WHAT TO WORK ON: Find and copy each line in the material below where the string "title" occurs.

• • • • •

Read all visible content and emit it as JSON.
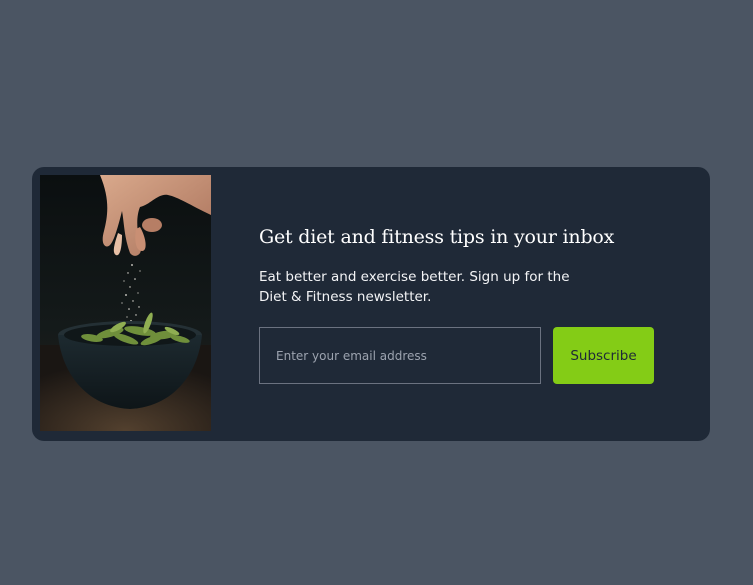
{
  "newsletter": {
    "title": "Get diet and fitness tips in your inbox",
    "description": "Eat better and exercise better. Sign up for the Diet & Fitness newsletter.",
    "email_placeholder": "Enter your email address",
    "subscribe_label": "Subscribe",
    "image_alt": "Hand sprinkling salt over a bowl of edamame"
  },
  "colors": {
    "page_background": "#4b5563",
    "card_background": "#1f2937",
    "button_background": "#84cc16",
    "button_text": "#1f2937",
    "input_border": "#6b7280"
  }
}
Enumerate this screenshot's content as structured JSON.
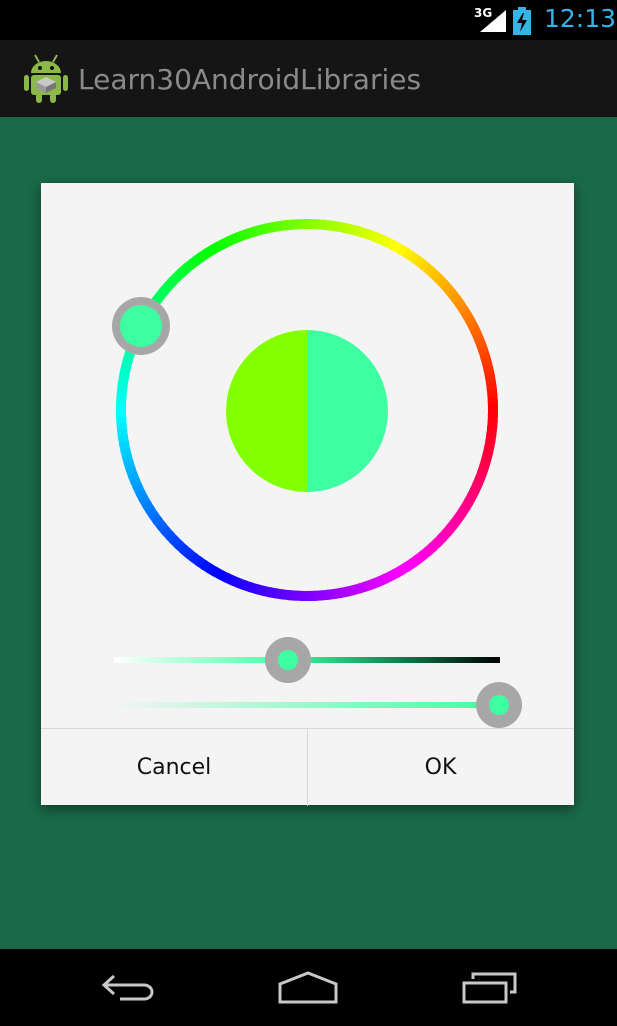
{
  "status_bar": {
    "network": "3G",
    "time": "12:13",
    "accent_color": "#33b5e5"
  },
  "action_bar": {
    "title": "Learn30AndroidLibraries",
    "icon": "android-app-icon"
  },
  "color_picker": {
    "hue_ring_colors": [
      "#ff0000",
      "#ffff00",
      "#00ff00",
      "#00ffff",
      "#0000ff",
      "#ff00ff"
    ],
    "selected_color": "#3dffa2",
    "old_color": "#82ff00",
    "new_color": "#3dffa2",
    "saturation_value_level": 0.45,
    "opacity_level": 1.0
  },
  "dialog": {
    "cancel_label": "Cancel",
    "ok_label": "OK"
  },
  "navigation": {
    "icons": [
      "back-icon",
      "home-icon",
      "recent-apps-icon"
    ]
  },
  "colors": {
    "background": "#1a6a47",
    "dialog_background": "#f4f4f4",
    "thumb_ring": "#a7a7a7"
  }
}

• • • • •

EXERCISE RESULT:
    "title": "Get diet and fitness tips in your inbox",
    "title": "Learn30AndroidLibraries",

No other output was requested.